* [Data to use]:
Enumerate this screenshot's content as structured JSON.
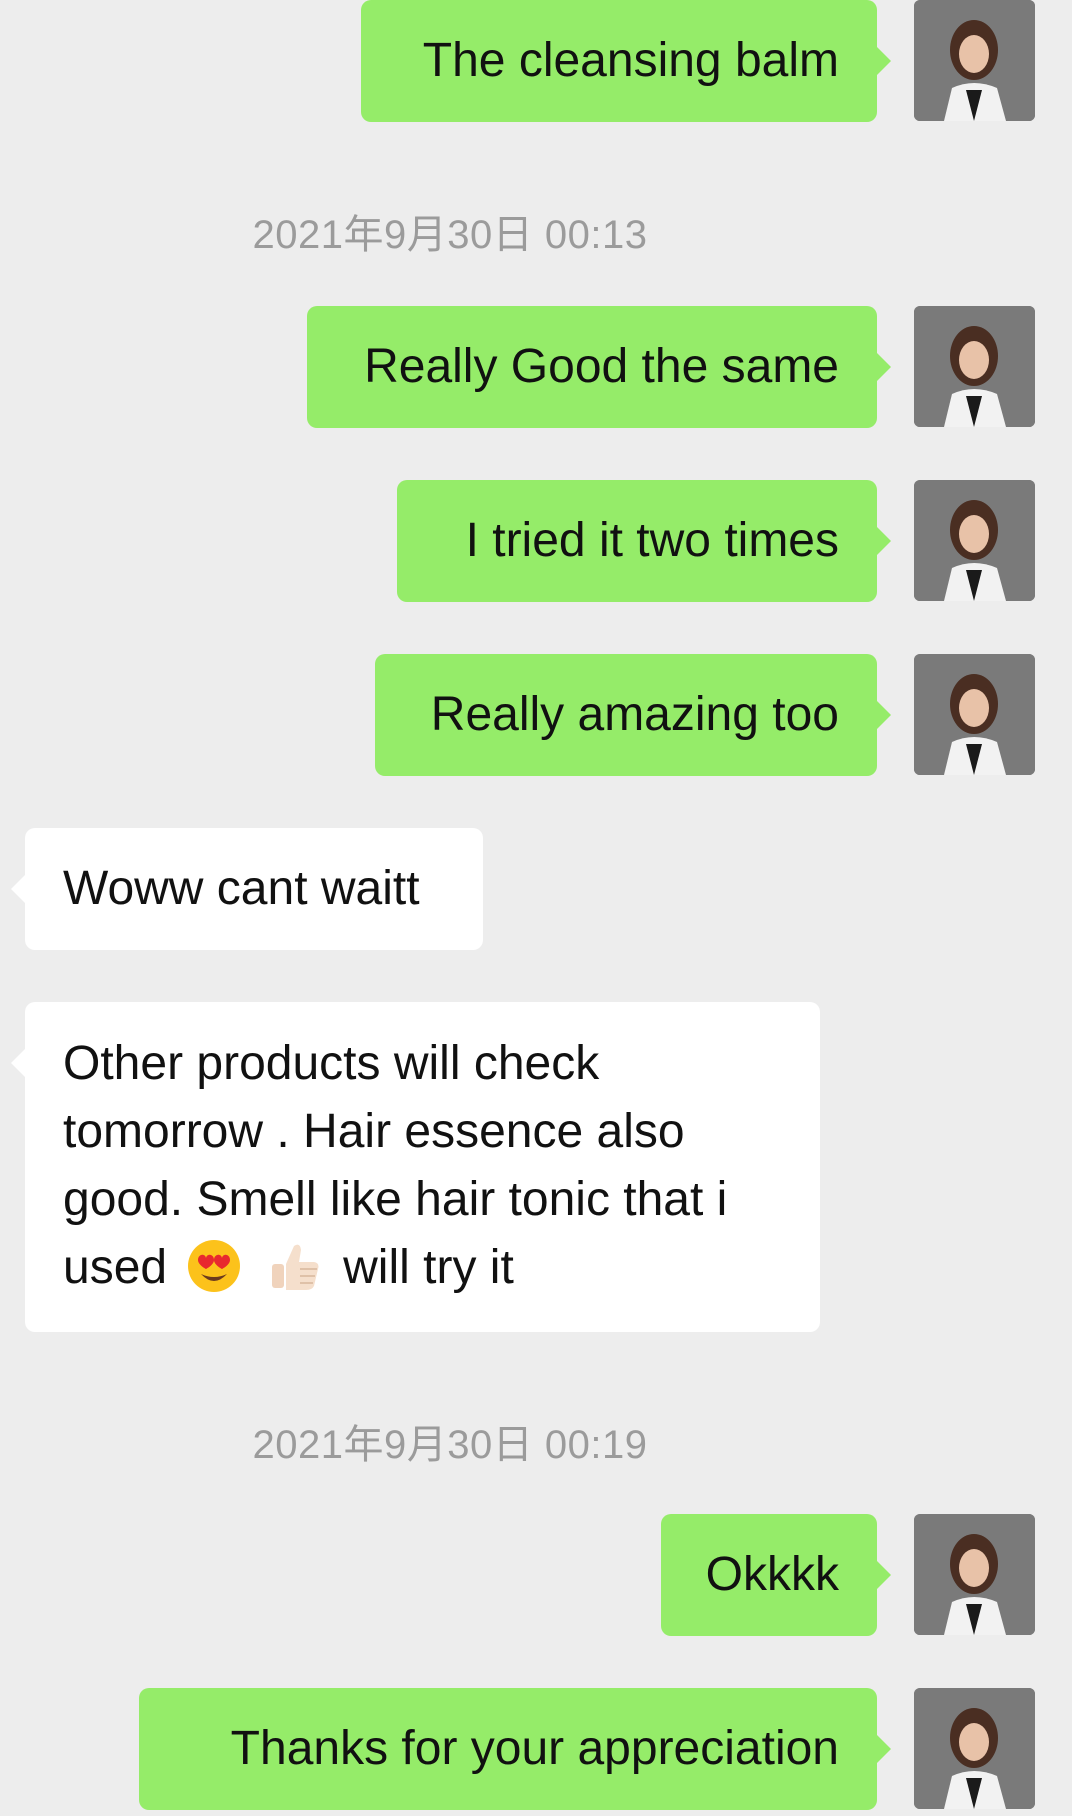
{
  "messages": [
    {
      "side": "out",
      "text": "The cleansing balm"
    },
    {
      "side": "out",
      "text": "Really Good the same"
    },
    {
      "side": "out",
      "text": "I tried it two times"
    },
    {
      "side": "out",
      "text": "Really amazing too"
    },
    {
      "side": "in",
      "text": "Woww cant waitt"
    },
    {
      "side": "in",
      "line1": "Other products will check",
      "line2": "tomorrow . Hair essence also",
      "line3": "good. Smell like hair tonic that i",
      "line4_before": "used",
      "line4_after": "will try it",
      "emojis": [
        "heart-eyes-emoji",
        "thumbs-up-emoji"
      ]
    },
    {
      "side": "out",
      "text": "Okkkk"
    },
    {
      "side": "out",
      "text": "Thanks for your appreciation"
    }
  ],
  "timestamps": [
    "2021年9月30日 00:13",
    "2021年9月30日 00:19"
  ],
  "colors": {
    "background": "#ededed",
    "outgoing_bubble": "#95ec69",
    "incoming_bubble": "#ffffff",
    "timestamp_text": "#9b9b9b"
  }
}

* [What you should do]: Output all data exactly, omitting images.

* [Solution to this exercise]:
Enumerate this screenshot's content as structured JSON.
{
  "messages": [
    {
      "side": "out",
      "text": "The cleansing balm"
    },
    {
      "side": "out",
      "text": "Really Good the same"
    },
    {
      "side": "out",
      "text": "I tried it two times"
    },
    {
      "side": "out",
      "text": "Really amazing too"
    },
    {
      "side": "in",
      "text": "Woww cant waitt"
    },
    {
      "side": "in",
      "line1": "Other products will check",
      "line2": "tomorrow . Hair essence also",
      "line3": "good. Smell like hair tonic that i",
      "line4_before": "used",
      "line4_after": "will try it",
      "emojis": [
        "heart-eyes-emoji",
        "thumbs-up-emoji"
      ]
    },
    {
      "side": "out",
      "text": "Okkkk"
    },
    {
      "side": "out",
      "text": "Thanks for your appreciation"
    }
  ],
  "timestamps": [
    "2021年9月30日 00:13",
    "2021年9月30日 00:19"
  ],
  "colors": {
    "background": "#ededed",
    "outgoing_bubble": "#95ec69",
    "incoming_bubble": "#ffffff",
    "timestamp_text": "#9b9b9b"
  }
}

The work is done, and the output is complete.